2
\$\begingroup\$

I have a round door knob, which allows opening the door.

To release the door bolt, one must pull the door knob to make it translate horizontally for about 10 centimeters.

Once you stop pulling, a spring bring it back to its normal position.

I've tried measuring how much force is needed to pull the knob. I've to figure that out using a weight I could measure, tying a metal cable to my door knob, and trying to make the weight pull it. Here is a scheme of what I've tried.

enter image description here

I don't need gram precision, I've calculated the weight necessary is 1.3kg, being about 13N.

Knowing that, I've bought a motor which has a couple of 800g.cm. I've bound its main axis to a 10cm diameter pulley, to which I've attached a metal cable. Then, I've loosely attached another pulley to the door knob, and I've passed the metal cable through it. The metal cable then is attached to a fix point on the wall. Here is a scheme.

enter image description here

Currently, when I plug in my motor, it just tries to turn and blocks immediately, without even pulling a little on the door knob.

What could I try to demultiply the force of my motor so I could open that door knob ?

\$\endgroup\$
2
  • \$\begingroup\$ Your motor is only going to give 160g pull at radius of 5cm. Which is not far off being 1/10 of what you need. You need a radius of something closer to 0.5cm. Can you try without the pulley? Now i see the second diagram, I see you have a 2:1 advantage there which will help, but you still need to make the pulley diameter smaller. \$\endgroup\$
    – user1844
    Oct 26, 2015 at 20:42
  • \$\begingroup\$ I smell some XY problem here. What is it that you are really trying to achieve? probably some modification of the door mechanism is easier... \$\endgroup\$
    – PlasmaHH
    Oct 26, 2015 at 20:59

2 Answers 2

3
\$\begingroup\$

Your motor can pull 800g, or 8N with a radius 1cm pulley, but you used a 5cm (diam 10cm) one, which means you are down to 1/5 of that value, being 8/5N. By using the pulley scheme that you are, the needed force is halved to 13/2N, much more than the available force.

You can either trim down the winch to about 1cm, or apply more tiers of pulleys (yet with every pulley you also add drag, so have some force extra...).

With your current pulley diameter you would need a 5-tier pulley system, so i would advocate the smaller winch. (possibly just use the motor axle, it will take more turns to winch in 10cm of wire, but it will turn more quickly if its not as near to its operational limits)

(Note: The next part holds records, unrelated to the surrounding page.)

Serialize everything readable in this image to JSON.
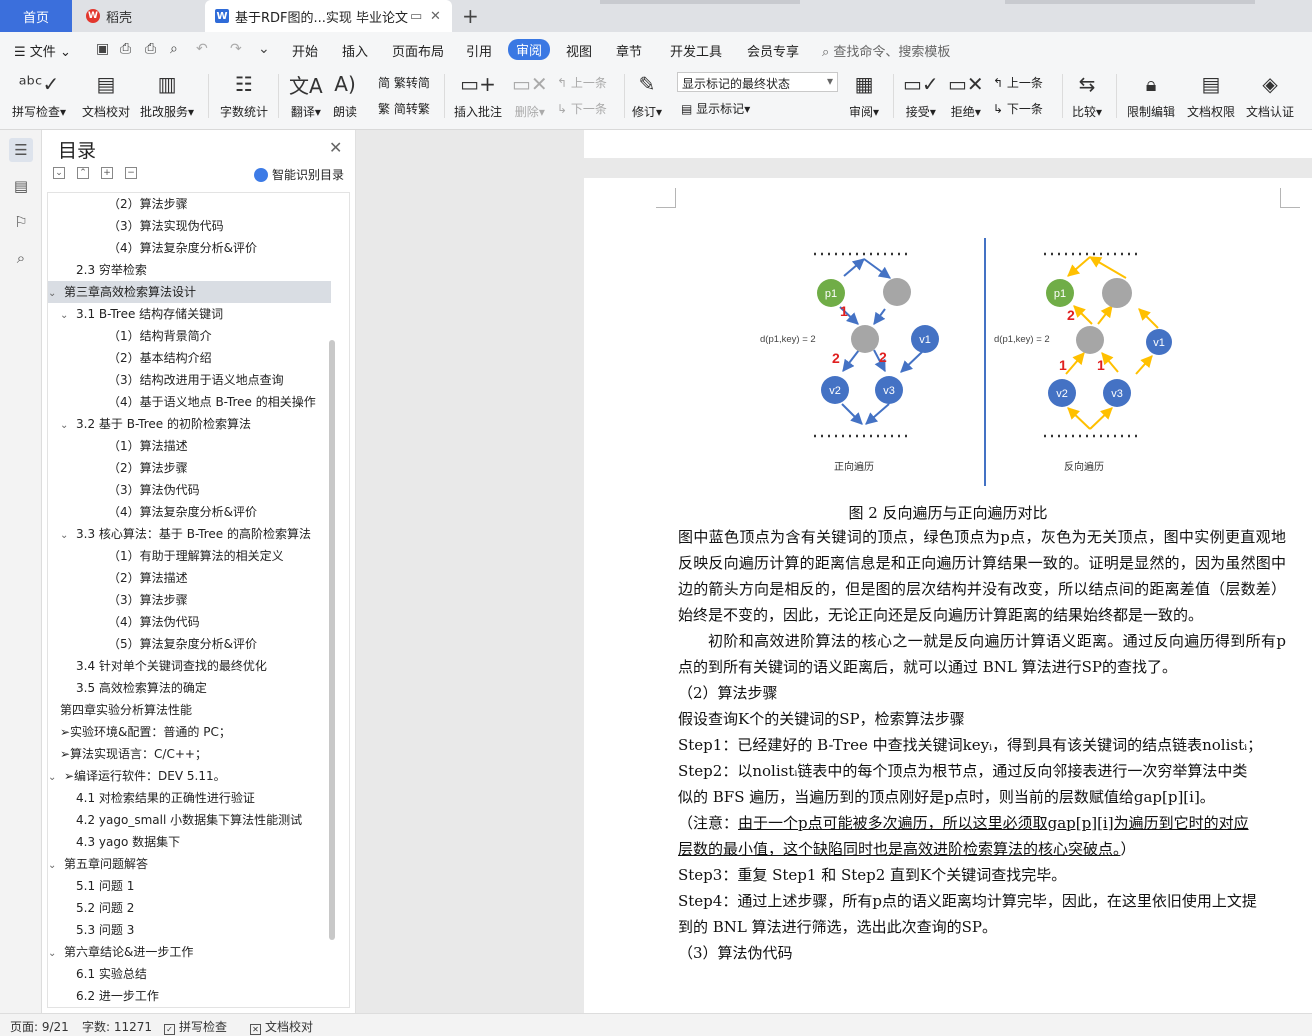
{
  "tabs": {
    "home": "首页",
    "wps": "稻壳",
    "doc": "基于RDF图的...实现 毕业论文"
  },
  "menu": {
    "file": "文件",
    "items": [
      "开始",
      "插入",
      "页面布局",
      "引用",
      "审阅",
      "视图",
      "章节",
      "开发工具",
      "会员专享"
    ],
    "search": "查找命令、搜索模板"
  },
  "ribbon": {
    "spell": "拼写检查",
    "proof": "文档校对",
    "annotate_service": "批改服务",
    "word_count": "字数统计",
    "translate": "翻译",
    "read_aloud": "朗读",
    "trad_to_simp": "繁转简",
    "simp_to_trad": "简转繁",
    "insert_comment": "插入批注",
    "delete": "删除",
    "prev_comment": "上一条",
    "next_comment": "下一条",
    "track": "修订",
    "markup_state": "显示标记的最终状态",
    "show_markup": "显示标记",
    "review_pane": "审阅",
    "accept": "接受",
    "reject": "拒绝",
    "prev_change": "上一条",
    "next_change": "下一条",
    "compare": "比较",
    "restrict": "限制编辑",
    "doc_rights": "文档权限",
    "doc_cert": "文档认证"
  },
  "toc": {
    "title": "目录",
    "smart": "智能识别目录",
    "items": [
      {
        "text": "（2）算法步骤",
        "level": 3
      },
      {
        "text": "（3）算法实现伪代码",
        "level": 3
      },
      {
        "text": "（4）算法复杂度分析&评价",
        "level": 3
      },
      {
        "text": "2.3 穷举检索",
        "level": 2
      },
      {
        "text": "第三章高效检索算法设计",
        "level": 1,
        "caret": true,
        "selected": true
      },
      {
        "text": "3.1 B-Tree 结构存储关键词",
        "level": 2,
        "caret": true
      },
      {
        "text": "（1）结构背景简介",
        "level": 3
      },
      {
        "text": "（2）基本结构介绍",
        "level": 3
      },
      {
        "text": "（3）结构改进用于语义地点查询",
        "level": 3
      },
      {
        "text": "（4）基于语义地点 B-Tree 的相关操作",
        "level": 3
      },
      {
        "text": "3.2 基于 B-Tree 的初阶检索算法",
        "level": 2,
        "caret": true
      },
      {
        "text": "（1）算法描述",
        "level": 3
      },
      {
        "text": "（2）算法步骤",
        "level": 3
      },
      {
        "text": "（3）算法伪代码",
        "level": 3
      },
      {
        "text": "（4）算法复杂度分析&评价",
        "level": 3
      },
      {
        "text": "3.3 核心算法：基于 B-Tree 的高阶检索算法",
        "level": 2,
        "caret": true
      },
      {
        "text": "（1）有助于理解算法的相关定义",
        "level": 3
      },
      {
        "text": "（2）算法描述",
        "level": 3
      },
      {
        "text": "（3）算法步骤",
        "level": 3
      },
      {
        "text": "（4）算法伪代码",
        "level": 3
      },
      {
        "text": "（5）算法复杂度分析&评价",
        "level": 3
      },
      {
        "text": "3.4 针对单个关键词查找的最终优化",
        "level": 2
      },
      {
        "text": "3.5 高效检索算法的确定",
        "level": 2
      },
      {
        "text": "第四章实验分析算法性能",
        "level": 1
      },
      {
        "text": "➢实验环境&配置：普通的 PC；",
        "level": 1
      },
      {
        "text": "➢算法实现语言：C/C++；",
        "level": 1
      },
      {
        "text": "➢编译运行软件：DEV 5.11。",
        "level": 1,
        "caret": true
      },
      {
        "text": "4.1 对检索结果的正确性进行验证",
        "level": 2
      },
      {
        "text": "4.2  yago_small 小数据集下算法性能测试",
        "level": 2
      },
      {
        "text": "4.3 yago 数据集下",
        "level": 2
      },
      {
        "text": "第五章问题解答",
        "level": 1,
        "caret": true
      },
      {
        "text": "5.1 问题 1",
        "level": 2
      },
      {
        "text": "5.2 问题 2",
        "level": 2
      },
      {
        "text": "5.3 问题 3",
        "level": 2
      },
      {
        "text": "第六章结论&进一步工作",
        "level": 1,
        "caret": true
      },
      {
        "text": "6.1 实验总结",
        "level": 2
      },
      {
        "text": "6.2 进一步工作",
        "level": 2
      }
    ]
  },
  "figure": {
    "left": {
      "nodes": [
        "p1",
        "v1",
        "v2",
        "v3"
      ],
      "distance_label": "d(p1,key) = 2",
      "edge_labels": [
        "1",
        "2",
        "2"
      ],
      "caption": "正向遍历"
    },
    "right": {
      "nodes": [
        "p1",
        "v1",
        "v2",
        "v3"
      ],
      "distance_label": "d(p1,key) = 2",
      "edge_labels": [
        "2",
        "1",
        "1"
      ],
      "caption": "反向遍历"
    },
    "colors": {
      "blue_node": "#4472c4",
      "green_node": "#70ad47",
      "gray_node": "#a6a6a6",
      "forward_edge": "#4472c4",
      "backward_edge": "#ffc000",
      "divider": "#4472c4",
      "edge_label": "#e02020"
    }
  },
  "doc": {
    "fig_caption": "图 2 反向遍历与正向遍历对比",
    "p1": "图中蓝色顶点为含有关键词的顶点，绿色顶点为p点，灰色为无关顶点，图中实例更直观地反映反向遍历计算的距离信息是和正向遍历计算结果一致的。证明是显然的，因为虽然图中边的箭头方向是相反的，但是图的层次结构并没有改变，所以结点间的距离差值（层数差）始终是不变的，因此，无论正向还是反向遍历计算距离的结果始终都是一致的。",
    "p2": "初阶和高效进阶算法的核心之一就是反向遍历计算语义距离。通过反向遍历得到所有p点的到所有关键词的语义距离后，就可以通过 BNL 算法进行SP的查找了。",
    "h_steps": "（2）算法步骤",
    "intro": "假设查询K个的关键词的SP，检索算法步骤",
    "step1": "Step1：已经建好的 B-Tree 中查找关键词keyᵢ，得到具有该关键词的结点链表nolistᵢ；",
    "step2a": "Step2：以nolistᵢ链表中的每个顶点为根节点，通过反向邻接表进行一次穷举算法中类",
    "step2b": "似的 BFS 遍历，当遍历到的顶点刚好是p点时，则当前的层数赋值给gap[p][i]。",
    "note_a_pre": "（注意：",
    "note_a": "由于一个p点可能被多次遍历，所以这里必须取gap[p][i]为遍历到它时的对应",
    "note_b": "层数的最小值，这个缺陷同时也是高效进阶检索算法的核心突破点。",
    "note_b_post": "）",
    "step3": "Step3：重复 Step1 和 Step2 直到K个关键词查找完毕。",
    "step4a": "Step4：通过上述步骤，所有p点的语义距离均计算完毕，因此，在这里依旧使用上文提",
    "step4b": "到的 BNL 算法进行筛选，选出此次查询的SP。",
    "h_pseudo": "（3）算法伪代码"
  },
  "status": {
    "page": "页面: 9/21",
    "words": "字数: 11271",
    "spell": "拼写检查",
    "proof": "文档校对"
  }
}
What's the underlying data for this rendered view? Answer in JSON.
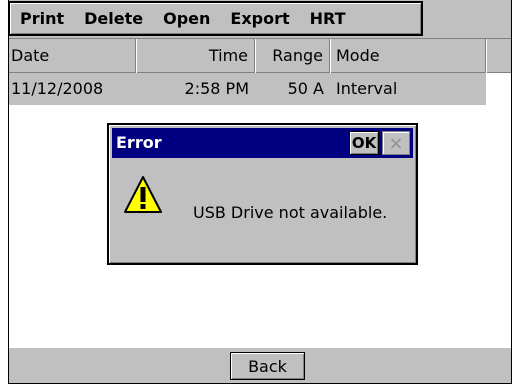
{
  "toolbar": {
    "items": [
      "Print",
      "Delete",
      "Open",
      "Export",
      "HRT"
    ]
  },
  "table": {
    "columns": [
      "Date",
      "Time",
      "Range",
      "Mode"
    ],
    "rows": [
      [
        "11/12/2008",
        "2:58 PM",
        "50 A",
        "Interval"
      ]
    ]
  },
  "dialog": {
    "title": "Error",
    "ok_label": "OK",
    "close_glyph": "×",
    "message": "USB Drive not available.",
    "icon": "warning-icon"
  },
  "footer": {
    "back_label": "Back"
  },
  "colors": {
    "titlebar": "#000080",
    "chrome": "#c0c0c0",
    "warning": "#ffff00"
  }
}
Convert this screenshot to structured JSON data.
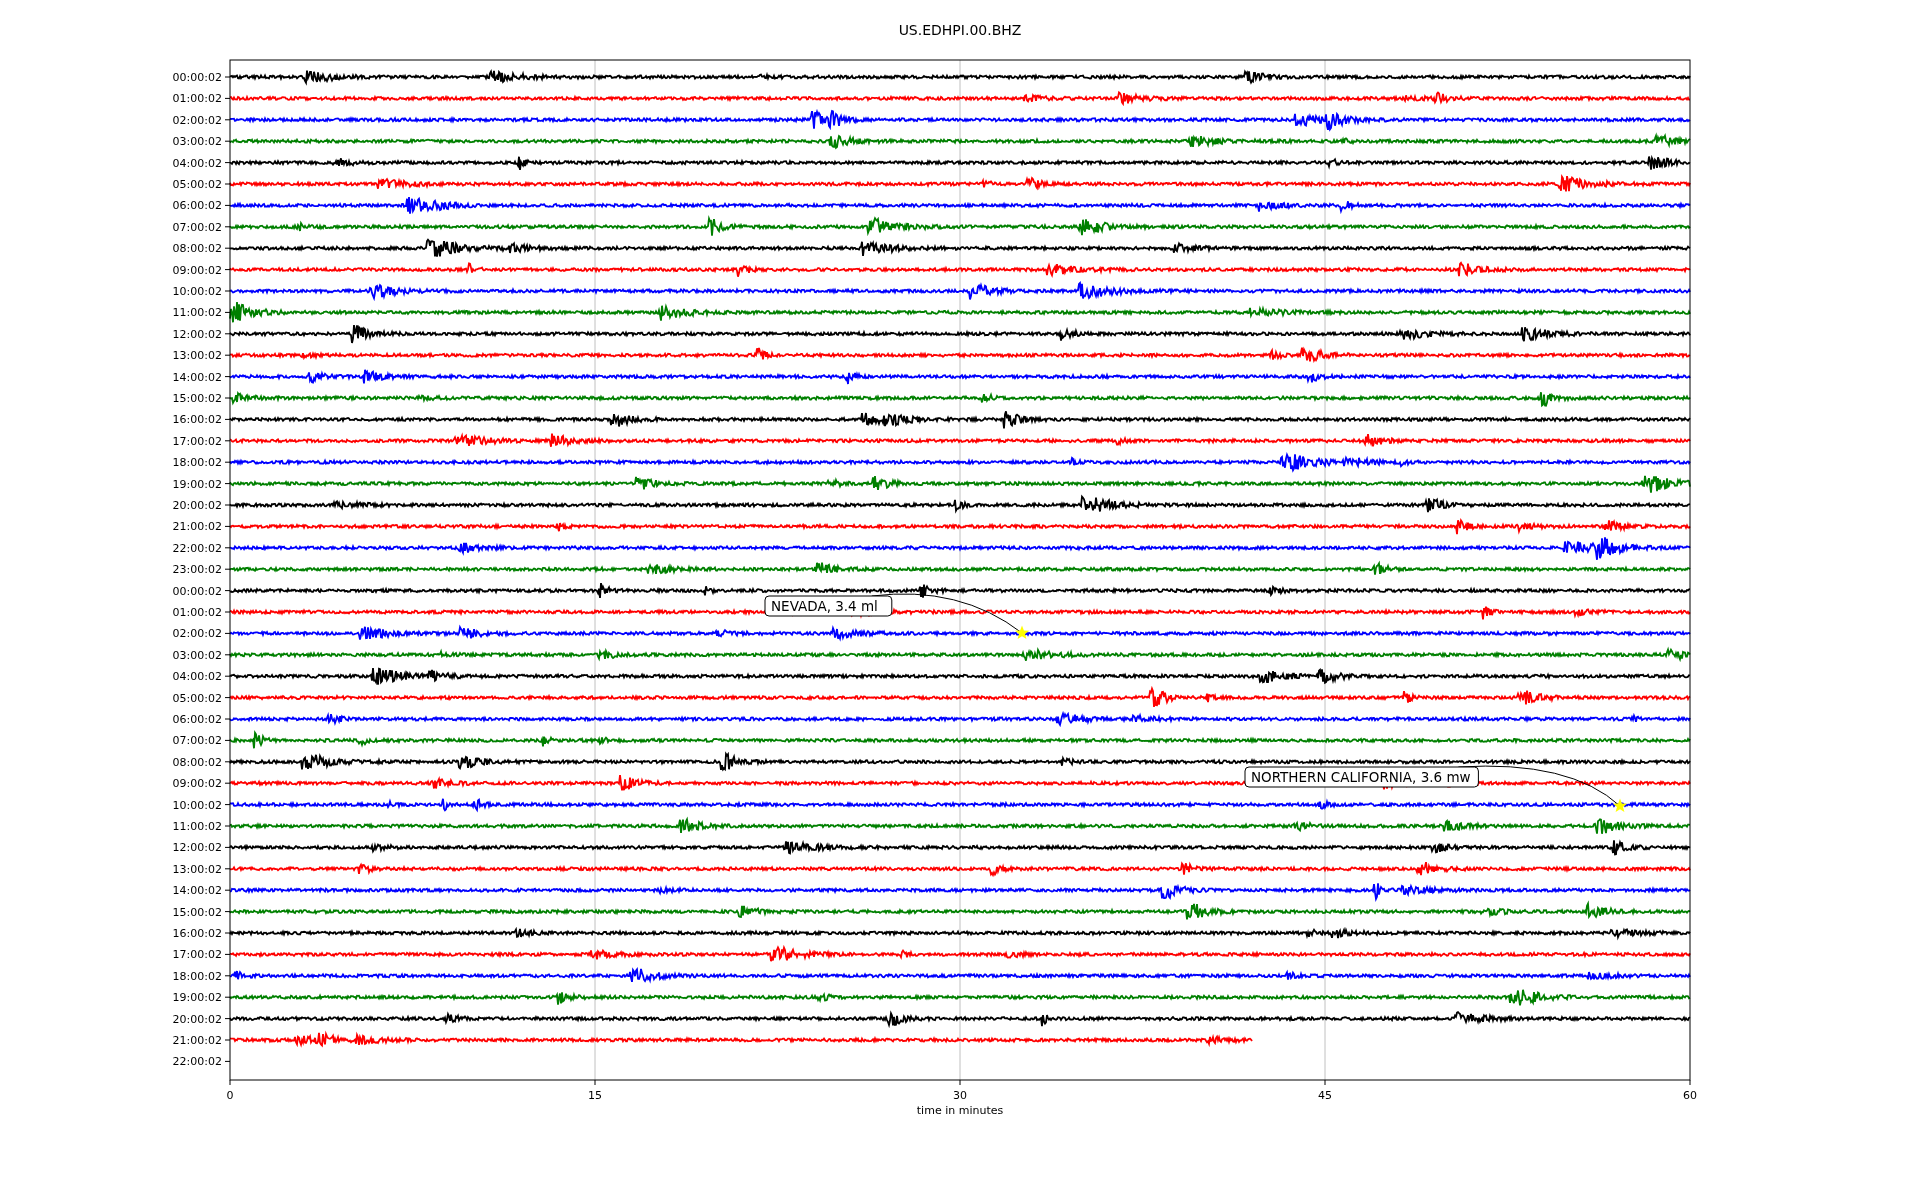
{
  "title": "US.EDHPI.00.BHZ",
  "traces": [
    {
      "label": "00:00:02",
      "color": "#000000",
      "level": 1
    },
    {
      "label": "01:00:02",
      "color": "#ff0000",
      "level": 1
    },
    {
      "label": "02:00:02",
      "color": "#0000ff",
      "level": 1
    },
    {
      "label": "03:00:02",
      "color": "#008000",
      "level": 1
    },
    {
      "label": "04:00:02",
      "color": "#000000",
      "level": 1
    },
    {
      "label": "05:00:02",
      "color": "#ff0000",
      "level": 1
    },
    {
      "label": "06:00:02",
      "color": "#0000ff",
      "level": 1
    },
    {
      "label": "07:00:02",
      "color": "#008000",
      "level": 1
    },
    {
      "label": "08:00:02",
      "color": "#000000",
      "level": 1
    },
    {
      "label": "09:00:02",
      "color": "#ff0000",
      "level": 1
    },
    {
      "label": "10:00:02",
      "color": "#0000ff",
      "level": 1
    },
    {
      "label": "11:00:02",
      "color": "#008000",
      "level": 1
    },
    {
      "label": "12:00:02",
      "color": "#000000",
      "level": 1
    },
    {
      "label": "13:00:02",
      "color": "#ff0000",
      "level": 1
    },
    {
      "label": "14:00:02",
      "color": "#0000ff",
      "level": 1
    },
    {
      "label": "15:00:02",
      "color": "#008000",
      "level": 1
    },
    {
      "label": "16:00:02",
      "color": "#000000",
      "level": 1
    },
    {
      "label": "17:00:02",
      "color": "#ff0000",
      "level": 1
    },
    {
      "label": "18:00:02",
      "color": "#0000ff",
      "level": 1
    },
    {
      "label": "19:00:02",
      "color": "#008000",
      "level": 1
    },
    {
      "label": "20:00:02",
      "color": "#000000",
      "level": 1
    },
    {
      "label": "21:00:02",
      "color": "#ff0000",
      "level": 1
    },
    {
      "label": "22:00:02",
      "color": "#0000ff",
      "level": 1
    },
    {
      "label": "23:00:02",
      "color": "#008000",
      "level": 1
    },
    {
      "label": "00:00:02",
      "color": "#000000",
      "level": 1
    },
    {
      "label": "01:00:02",
      "color": "#ff0000",
      "level": 1
    },
    {
      "label": "02:00:02",
      "color": "#0000ff",
      "level": 1
    },
    {
      "label": "03:00:02",
      "color": "#008000",
      "level": 1
    },
    {
      "label": "04:00:02",
      "color": "#000000",
      "level": 1
    },
    {
      "label": "05:00:02",
      "color": "#ff0000",
      "level": 1
    },
    {
      "label": "06:00:02",
      "color": "#0000ff",
      "level": 1
    },
    {
      "label": "07:00:02",
      "color": "#008000",
      "level": 1
    },
    {
      "label": "08:00:02",
      "color": "#000000",
      "level": 1
    },
    {
      "label": "09:00:02",
      "color": "#ff0000",
      "level": 1
    },
    {
      "label": "10:00:02",
      "color": "#0000ff",
      "level": 1
    },
    {
      "label": "11:00:02",
      "color": "#008000",
      "level": 1
    },
    {
      "label": "12:00:02",
      "color": "#000000",
      "level": 1
    },
    {
      "label": "13:00:02",
      "color": "#ff0000",
      "level": 1
    },
    {
      "label": "14:00:02",
      "color": "#0000ff",
      "level": 1
    },
    {
      "label": "15:00:02",
      "color": "#008000",
      "level": 1
    },
    {
      "label": "16:00:02",
      "color": "#000000",
      "level": 1
    },
    {
      "label": "17:00:02",
      "color": "#ff0000",
      "level": 1
    },
    {
      "label": "18:00:02",
      "color": "#0000ff",
      "level": 1
    },
    {
      "label": "19:00:02",
      "color": "#008000",
      "level": 1
    },
    {
      "label": "20:00:02",
      "color": "#000000",
      "level": 1
    },
    {
      "label": "21:00:02",
      "color": "#ff0000",
      "level": 0.7
    },
    {
      "label": "22:00:02"
    }
  ],
  "x_ticks": [
    "0",
    "15",
    "30",
    "45",
    "60"
  ],
  "xlabel": "time in minutes",
  "annotations": [
    {
      "text": "NEVADA, 3.4 ml"
    },
    {
      "text": "NORTHERN CALIFORNIA, 3.6 mw"
    }
  ]
}
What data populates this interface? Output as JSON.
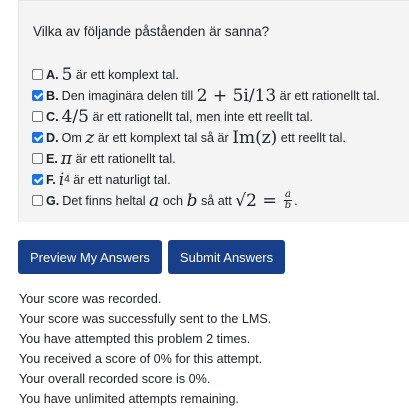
{
  "question": "Vilka av följande påståenden är sanna?",
  "options": [
    {
      "letter": "A.",
      "checked": false,
      "m1": "5",
      "t1": " är ett komplext tal."
    },
    {
      "letter": "B.",
      "checked": true,
      "t0": "Den imaginära delen till ",
      "m1": "2 + 5i/13",
      "t1": " är ett rationellt tal."
    },
    {
      "letter": "C.",
      "checked": false,
      "m1": "4/5",
      "t1": " är ett rationellt tal, men inte ett reellt tal."
    },
    {
      "letter": "D.",
      "checked": true,
      "t0": "Om ",
      "m1": "z",
      "t1": " är ett komplext tal så är ",
      "m2": "Im(z)",
      "t2": " ett reellt tal."
    },
    {
      "letter": "E.",
      "checked": false,
      "m1": "π",
      "t1": " är ett rationellt tal."
    },
    {
      "letter": "F.",
      "checked": true,
      "m1": "i",
      "sup": "4",
      "t1": " är ett naturligt tal."
    },
    {
      "letter": "G.",
      "checked": false,
      "t0": "Det finns heltal ",
      "m1": "a",
      "t1": " och ",
      "m2": "b",
      "t2": " så att ",
      "m3": "√2 = ",
      "fnum": "a",
      "fden": "b",
      "t3": "."
    }
  ],
  "buttons": {
    "preview": "Preview My Answers",
    "submit": "Submit Answers"
  },
  "messages": [
    "Your score was recorded.",
    "Your score was successfully sent to the LMS.",
    "You have attempted this problem 2 times.",
    "You received a score of 0% for this attempt.",
    "Your overall recorded score is 0%.",
    "You have unlimited attempts remaining."
  ]
}
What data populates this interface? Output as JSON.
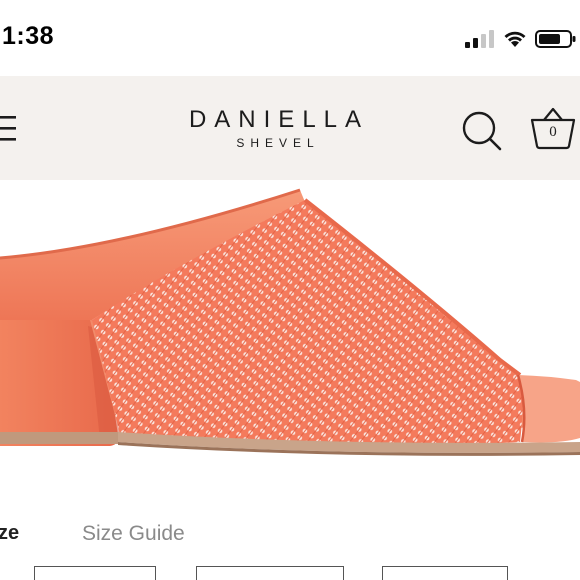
{
  "status_bar": {
    "time": "1:38",
    "signal_icon": "cellular-signal-icon",
    "wifi_icon": "wifi-icon",
    "battery_icon": "battery-icon"
  },
  "header": {
    "menu_icon": "hamburger-menu-icon",
    "brand_main": "DANIELLA",
    "brand_sub": "SHEVEL",
    "search_icon": "search-icon",
    "cart_icon": "shopping-basket-icon",
    "cart_count": "0",
    "background_color": "#f4f1ee"
  },
  "product": {
    "image_subject": "coral woven leather open-toe block-heel mule",
    "accent_color": "#f07a5a"
  },
  "size_selector": {
    "label": "ze",
    "guide_link": "Size Guide"
  }
}
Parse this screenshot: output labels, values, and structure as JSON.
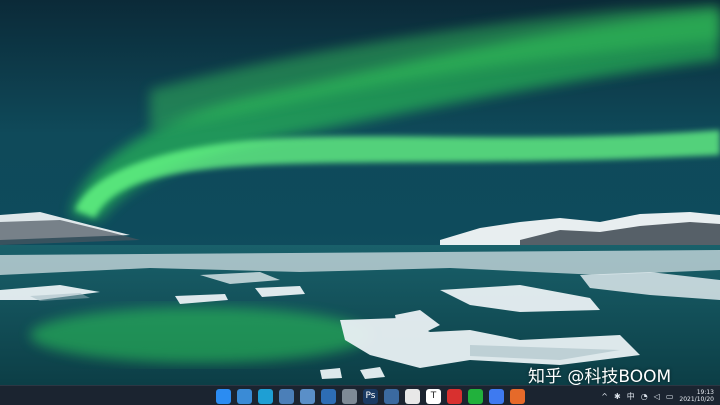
{
  "watermark": {
    "text": "知乎 @科技BOOM"
  },
  "taskbar": {
    "apps": [
      {
        "icon": "windows-start-icon",
        "color": "#2b8cf2"
      },
      {
        "icon": "desktop-icon",
        "color": "#3a8bd6"
      },
      {
        "icon": "edge-browser-icon",
        "color": "#1e9fd4"
      },
      {
        "icon": "mail-icon",
        "color": "#4b7fb8"
      },
      {
        "icon": "monitor-icon",
        "color": "#5a8fc8"
      },
      {
        "icon": "store-icon",
        "color": "#2d6db5"
      },
      {
        "icon": "settings-gear-icon",
        "color": "#7e8a96"
      },
      {
        "icon": "photoshop-icon",
        "color": "#1a3a63",
        "label": "Ps"
      },
      {
        "icon": "calendar-icon",
        "color": "#3b6aa0"
      },
      {
        "icon": "qq-penguin-icon",
        "color": "#e8e8e8"
      },
      {
        "icon": "typora-icon",
        "color": "#ffffff",
        "label": "T"
      },
      {
        "icon": "netease-music-icon",
        "color": "#d8302f"
      },
      {
        "icon": "wechat-icon",
        "color": "#21b13c"
      },
      {
        "icon": "feishu-icon",
        "color": "#3e7af0"
      },
      {
        "icon": "firefox-icon",
        "color": "#e66a2a"
      }
    ],
    "tray": {
      "chevron": "^",
      "ime": "中",
      "time": "19:13",
      "date": "2021/10/20"
    }
  }
}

\$\endgroup\$
1
\$\begingroup\$

I would strongly suggest that a far better solution is to get a motor with some type of decently strong gear box on it. This will allow a multiplier of the available torque of the motor. This will be much more compact and simple than the elaborate cable and pulley system that will be required to use your current motor. In all likelihood the motor with the appropriate gear box will draw less current than your current motor does. And you can simply spool the cable around the output shaft of the gear box of the working bend radius of the cable can go that low.

Even better, although actuation time will be longer, is to get a motor that uses a worm gear drive. These can even hold their position when the motor is unpowered if the gear ratio is high enough.

\$\endgroup\$

Your Answer

By clicking “Post Your Answer”, you agree to our terms of service, privacy policy and cookie policy

Not the answer you're looking for? Browse other questions tagged or ask your own question.